• _WHAT IS REQUIRED_
Every entry needs to be repeated exactly, with nothing left out.

• _RECORDS FOR THE TASK_
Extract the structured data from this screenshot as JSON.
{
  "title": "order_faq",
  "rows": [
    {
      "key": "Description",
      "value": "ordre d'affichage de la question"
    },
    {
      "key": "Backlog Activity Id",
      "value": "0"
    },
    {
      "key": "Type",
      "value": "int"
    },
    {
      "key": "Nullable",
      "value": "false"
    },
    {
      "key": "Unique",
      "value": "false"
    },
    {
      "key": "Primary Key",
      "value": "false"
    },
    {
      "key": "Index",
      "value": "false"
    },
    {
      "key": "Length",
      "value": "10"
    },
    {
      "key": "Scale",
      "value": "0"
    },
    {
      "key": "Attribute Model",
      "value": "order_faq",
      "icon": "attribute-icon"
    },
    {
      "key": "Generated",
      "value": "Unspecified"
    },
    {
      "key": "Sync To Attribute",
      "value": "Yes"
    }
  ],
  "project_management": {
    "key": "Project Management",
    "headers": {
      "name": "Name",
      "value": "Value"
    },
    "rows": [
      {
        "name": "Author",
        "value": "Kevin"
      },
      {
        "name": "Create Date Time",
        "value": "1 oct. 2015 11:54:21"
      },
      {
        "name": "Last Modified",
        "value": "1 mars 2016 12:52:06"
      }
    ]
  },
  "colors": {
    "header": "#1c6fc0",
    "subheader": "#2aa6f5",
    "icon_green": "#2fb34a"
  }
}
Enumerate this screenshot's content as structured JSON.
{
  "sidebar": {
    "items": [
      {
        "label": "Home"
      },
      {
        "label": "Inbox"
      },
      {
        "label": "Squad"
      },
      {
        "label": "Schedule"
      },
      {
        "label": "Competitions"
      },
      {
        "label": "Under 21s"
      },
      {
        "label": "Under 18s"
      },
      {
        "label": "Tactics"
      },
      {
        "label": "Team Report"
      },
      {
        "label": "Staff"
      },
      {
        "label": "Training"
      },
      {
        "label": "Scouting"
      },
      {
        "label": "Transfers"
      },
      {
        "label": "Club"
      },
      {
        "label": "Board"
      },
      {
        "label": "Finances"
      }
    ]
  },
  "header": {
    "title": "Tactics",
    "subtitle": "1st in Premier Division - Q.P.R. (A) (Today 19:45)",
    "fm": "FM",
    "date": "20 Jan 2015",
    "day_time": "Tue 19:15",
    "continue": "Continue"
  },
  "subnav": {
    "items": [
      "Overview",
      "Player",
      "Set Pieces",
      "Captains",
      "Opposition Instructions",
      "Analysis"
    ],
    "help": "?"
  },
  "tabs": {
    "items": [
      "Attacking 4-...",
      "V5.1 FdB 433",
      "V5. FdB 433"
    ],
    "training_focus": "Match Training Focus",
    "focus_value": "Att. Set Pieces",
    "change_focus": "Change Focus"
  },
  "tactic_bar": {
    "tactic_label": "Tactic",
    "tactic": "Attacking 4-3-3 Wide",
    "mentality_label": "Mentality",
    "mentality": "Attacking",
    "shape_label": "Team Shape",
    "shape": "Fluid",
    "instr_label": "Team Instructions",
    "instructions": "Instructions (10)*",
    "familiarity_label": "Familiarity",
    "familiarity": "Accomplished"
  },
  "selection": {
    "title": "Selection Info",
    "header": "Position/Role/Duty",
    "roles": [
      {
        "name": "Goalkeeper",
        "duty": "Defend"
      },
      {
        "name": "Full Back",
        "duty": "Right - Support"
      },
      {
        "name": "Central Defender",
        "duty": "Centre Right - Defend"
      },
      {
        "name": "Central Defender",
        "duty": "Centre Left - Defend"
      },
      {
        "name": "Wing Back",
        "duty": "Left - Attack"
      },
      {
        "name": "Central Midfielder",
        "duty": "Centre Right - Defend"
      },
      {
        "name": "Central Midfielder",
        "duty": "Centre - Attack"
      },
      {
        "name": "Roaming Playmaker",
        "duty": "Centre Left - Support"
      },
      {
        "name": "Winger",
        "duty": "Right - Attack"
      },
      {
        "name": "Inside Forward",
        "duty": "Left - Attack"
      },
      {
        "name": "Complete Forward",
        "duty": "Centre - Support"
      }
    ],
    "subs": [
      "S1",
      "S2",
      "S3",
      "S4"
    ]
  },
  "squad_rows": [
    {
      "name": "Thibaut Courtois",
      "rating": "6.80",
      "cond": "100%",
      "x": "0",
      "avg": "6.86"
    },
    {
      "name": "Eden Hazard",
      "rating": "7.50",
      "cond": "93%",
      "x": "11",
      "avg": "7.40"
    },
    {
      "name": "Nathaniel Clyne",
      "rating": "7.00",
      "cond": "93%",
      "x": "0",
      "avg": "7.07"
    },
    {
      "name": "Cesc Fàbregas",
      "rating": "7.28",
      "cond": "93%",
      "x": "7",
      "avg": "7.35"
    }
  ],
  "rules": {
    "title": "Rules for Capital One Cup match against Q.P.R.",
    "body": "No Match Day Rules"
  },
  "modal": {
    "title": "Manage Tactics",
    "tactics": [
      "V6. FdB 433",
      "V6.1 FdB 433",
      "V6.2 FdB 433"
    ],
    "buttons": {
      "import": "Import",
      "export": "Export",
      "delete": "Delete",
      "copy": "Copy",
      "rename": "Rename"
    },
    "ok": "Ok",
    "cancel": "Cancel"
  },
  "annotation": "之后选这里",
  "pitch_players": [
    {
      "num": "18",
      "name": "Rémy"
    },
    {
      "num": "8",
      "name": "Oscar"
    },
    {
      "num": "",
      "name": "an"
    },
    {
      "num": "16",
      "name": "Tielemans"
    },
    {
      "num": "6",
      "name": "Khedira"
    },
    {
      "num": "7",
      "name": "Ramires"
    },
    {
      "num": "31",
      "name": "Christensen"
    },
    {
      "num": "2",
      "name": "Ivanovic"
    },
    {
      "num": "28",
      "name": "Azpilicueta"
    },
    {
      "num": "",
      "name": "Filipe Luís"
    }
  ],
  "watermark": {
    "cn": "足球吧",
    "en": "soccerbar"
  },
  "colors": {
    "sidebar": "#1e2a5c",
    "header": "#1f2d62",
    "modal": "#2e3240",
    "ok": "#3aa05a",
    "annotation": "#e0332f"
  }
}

• _TASK RESPONSE_
Extract the structured data from this screenshot as JSON.
{
  "title": "order_faq",
  "rows": [
    {
      "key": "Description",
      "value": "ordre d'affichage de la question"
    },
    {
      "key": "Backlog Activity Id",
      "value": "0"
    },
    {
      "key": "Type",
      "value": "int"
    },
    {
      "key": "Nullable",
      "value": "false"
    },
    {
      "key": "Unique",
      "value": "false"
    },
    {
      "key": "Primary Key",
      "value": "false"
    },
    {
      "key": "Index",
      "value": "false"
    },
    {
      "key": "Length",
      "value": "10"
    },
    {
      "key": "Scale",
      "value": "0"
    },
    {
      "key": "Attribute Model",
      "value": "order_faq",
      "icon": "attribute-icon"
    },
    {
      "key": "Generated",
      "value": "Unspecified"
    },
    {
      "key": "Sync To Attribute",
      "value": "Yes"
    }
  ],
  "project_management": {
    "key": "Project Management",
    "headers": {
      "name": "Name",
      "value": "Value"
    },
    "rows": [
      {
        "name": "Author",
        "value": "Kevin"
      },
      {
        "name": "Create Date Time",
        "value": "1 oct. 2015 11:54:21"
      },
      {
        "name": "Last Modified",
        "value": "1 mars 2016 12:52:06"
      }
    ]
  },
  "colors": {
    "header": "#1c6fc0",
    "subheader": "#2aa6f5",
    "icon_green": "#2fb34a"
  }
}
Enumerate this screenshot's content as structured JSON.
{
  "sidebar": {
    "items": [
      {
        "label": "Home"
      },
      {
        "label": "Inbox"
      },
      {
        "label": "Squad"
      },
      {
        "label": "Schedule"
      },
      {
        "label": "Competitions"
      },
      {
        "label": "Under 21s"
      },
      {
        "label": "Under 18s"
      },
      {
        "label": "Tactics"
      },
      {
        "label": "Team Report"
      },
      {
        "label": "Staff"
      },
      {
        "label": "Training"
      },
      {
        "label": "Scouting"
      },
      {
        "label": "Transfers"
      },
      {
        "label": "Club"
      },
      {
        "label": "Board"
      },
      {
        "label": "Finances"
      }
    ]
  },
  "header": {
    "title": "Tactics",
    "subtitle": "1st in Premier Division - Q.P.R. (A) (Today 19:45)",
    "fm": "FM",
    "date": "20 Jan 2015",
    "day_time": "Tue 19:15",
    "continue": "Continue"
  },
  "subnav": {
    "items": [
      "Overview",
      "Player",
      "Set Pieces",
      "Captains",
      "Opposition Instructions",
      "Analysis"
    ],
    "help": "?"
  },
  "tabs": {
    "items": [
      "Attacking 4-...",
      "V5.1 FdB 433",
      "V5. FdB 433"
    ],
    "training_focus": "Match Training Focus",
    "focus_value": "Att. Set Pieces",
    "change_focus": "Change Focus"
  },
  "tactic_bar": {
    "tactic_label": "Tactic",
    "tactic": "Attacking 4-3-3 Wide",
    "mentality_label": "Mentality",
    "mentality": "Attacking",
    "shape_label": "Team Shape",
    "shape": "Fluid",
    "instr_label": "Team Instructions",
    "instructions": "Instructions (10)*",
    "familiarity_label": "Familiarity",
    "familiarity": "Accomplished"
  },
  "selection": {
    "title": "Selection Info",
    "header": "Position/Role/Duty",
    "roles": [
      {
        "name": "Goalkeeper",
        "duty": "Defend"
      },
      {
        "name": "Full Back",
        "duty": "Right - Support"
      },
      {
        "name": "Central Defender",
        "duty": "Centre Right - Defend"
      },
      {
        "name": "Central Defender",
        "duty": "Centre Left - Defend"
      },
      {
        "name": "Wing Back",
        "duty": "Left - Attack"
      },
      {
        "name": "Central Midfielder",
        "duty": "Centre Right - Defend"
      },
      {
        "name": "Central Midfielder",
        "duty": "Centre - Attack"
      },
      {
        "name": "Roaming Playmaker",
        "duty": "Centre Left - Support"
      },
      {
        "name": "Winger",
        "duty": "Right - Attack"
      },
      {
        "name": "Inside Forward",
        "duty": "Left - Attack"
      },
      {
        "name": "Complete Forward",
        "duty": "Centre - Support"
      }
    ],
    "subs": [
      "S1",
      "S2",
      "S3",
      "S4"
    ]
  },
  "squad_rows": [
    {
      "name": "Thibaut Courtois",
      "rating": "6.80",
      "cond": "100%",
      "x": "0",
      "avg": "6.86"
    },
    {
      "name": "Eden Hazard",
      "rating": "7.50",
      "cond": "93%",
      "x": "11",
      "avg": "7.40"
    },
    {
      "name": "Nathaniel Clyne",
      "rating": "7.00",
      "cond": "93%",
      "x": "0",
      "avg": "7.07"
    },
    {
      "name": "Cesc Fàbregas",
      "rating": "7.28",
      "cond": "93%",
      "x": "7",
      "avg": "7.35"
    }
  ],
  "rules": {
    "title": "Rules for Capital One Cup match against Q.P.R.",
    "body": "No Match Day Rules"
  },
  "modal": {
    "title": "Manage Tactics",
    "tactics": [
      "V6. FdB 433",
      "V6.1 FdB 433",
      "V6.2 FdB 433"
    ],
    "buttons": {
      "import": "Import",
      "export": "Export",
      "delete": "Delete",
      "copy": "Copy",
      "rename": "Rename"
    },
    "ok": "Ok",
    "cancel": "Cancel"
  },
  "annotation": "之后选这里",
  "pitch_players": [
    {
      "num": "18",
      "name": "Rémy"
    },
    {
      "num": "8",
      "name": "Oscar"
    },
    {
      "num": "",
      "name": "an"
    },
    {
      "num": "16",
      "name": "Tielemans"
    },
    {
      "num": "6",
      "name": "Khedira"
    },
    {
      "num": "7",
      "name": "Ramires"
    },
    {
      "num": "31",
      "name": "Christensen"
    },
    {
      "num": "2",
      "name": "Ivanovic"
    },
    {
      "num": "28",
      "name": "Azpilicueta"
    },
    {
      "num": "",
      "name": "Filipe Luís"
    }
  ],
  "watermark": {
    "cn": "足球吧",
    "en": "soccerbar"
  },
  "colors": {
    "sidebar": "#1e2a5c",
    "header": "#1f2d62",
    "modal": "#2e3240",
    "ok": "#3aa05a",
    "annotation": "#e0332f"
  }
}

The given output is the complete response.